Houston Chronicle editorial: Turner’s moment
With Abbott’s OK, a pension reform plan will end a threat to the city’s financial future.
May 25, 2017 | Copyright 2017: Houston Chronicle
Give Mayor Sylvester Turner credit.
In less than 18 months, Turner has pulled off what once seemed an impossibly complicated task. The Texas Legislature has given its blessing to a complex and arduously negotiated deal that will begin digging Houston out of its multi-billion-dollar pension debt hole. Plenty of people deserve praise, from the pension fund leaders who agreed to concessions to the state lawmakers from both parties who ushered the deal through the Legislature. But this is Turner’s moment, and it is his finest hour.

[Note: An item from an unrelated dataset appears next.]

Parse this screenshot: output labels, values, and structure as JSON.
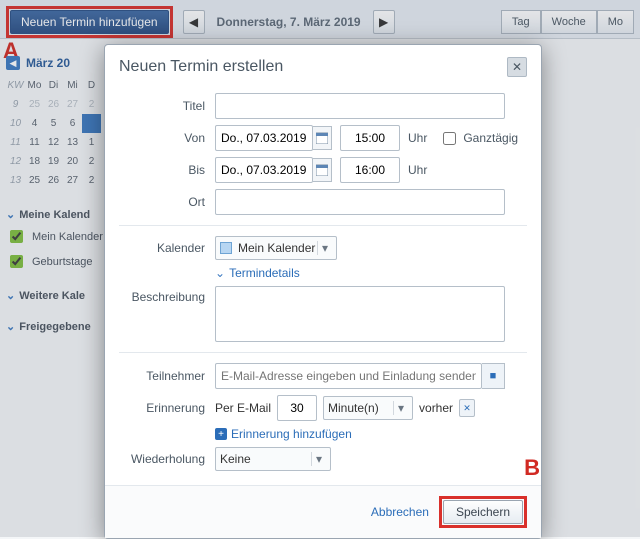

This deal’s importance to our city’s future cannot be overstated. Without it, Houston would’ve been headed for a fiscal calamity triggering thousands of layoffs and dramatic cutbacks in vital city services, almost certainly including the police and fire departments. Indeed, some of the smart people who studied this subject concluded pension debt could’ve driven our city into bankruptcy. Instead, there’s now a ceiling on what once was a seemingly limitless liability facing city taxpayers, and there’s a clear and defined path out of this fiscal wilderness.
Here’s how it happened in a nutshell. Flawed studies projected that benefit increases enacted in 1997 and 2001 would cause costs to increase, but only slightly. Instead, the expenses spiked much higher than predicted. Faced with mounting shortfalls, the city government started underpaying the amount needed to cover the difference. By the time Turner took his oath of office, our city had amassed $8.2 billion in pension debt.
Turner was uniquely qualified to tackle this ominous threat. As a longtime state lawmaker from the minority party, he had spent decades brokering deals between stubborn people on opposite sides of difficult issues. As a Democrat backed by organized labor, he had the standing to convince pension board leaders that the current system was unsustainable, and unless they came to the bargaining table Republican state lawmakers might mandate reforms that city employees would dread. As a result, this deal includes a $2.8 billion cut in employee benefits.
Of course, everybody didn’t get everything they wanted. Firefighters who initially bought into the mayor’s plan pulled their support and lobbied against it. The mayor wanted to avoid a voter referendum, but lawmakers added a requirement that Turner’s proposed $1 billion bond issue appear on the ballot. The deal looked like it was in trouble just a few weeks ago, but ultimately it passed through the Texas House with the support of more than two-thirds of state legislators. That level of support means the bill will take effect in July rather than September, which will save the city an additional $20.5 million.
The fight over Houston’s pension problems still isn’t over. City officials have always been confident Gov. Greg Abbott would sign the legislation, and we urge him to do just that as soon as possible. Voters still have to decide in November whether the city should be allowed to borrow $1 billion in a bond issue that’s a key component of this accord. And firefighters upset over the deal may go to court.
Still, the mayor deserves a victory lap. Turner has earned his place in Houston history by cutting a Gordian knot that threatened to strangle our city’s financial future.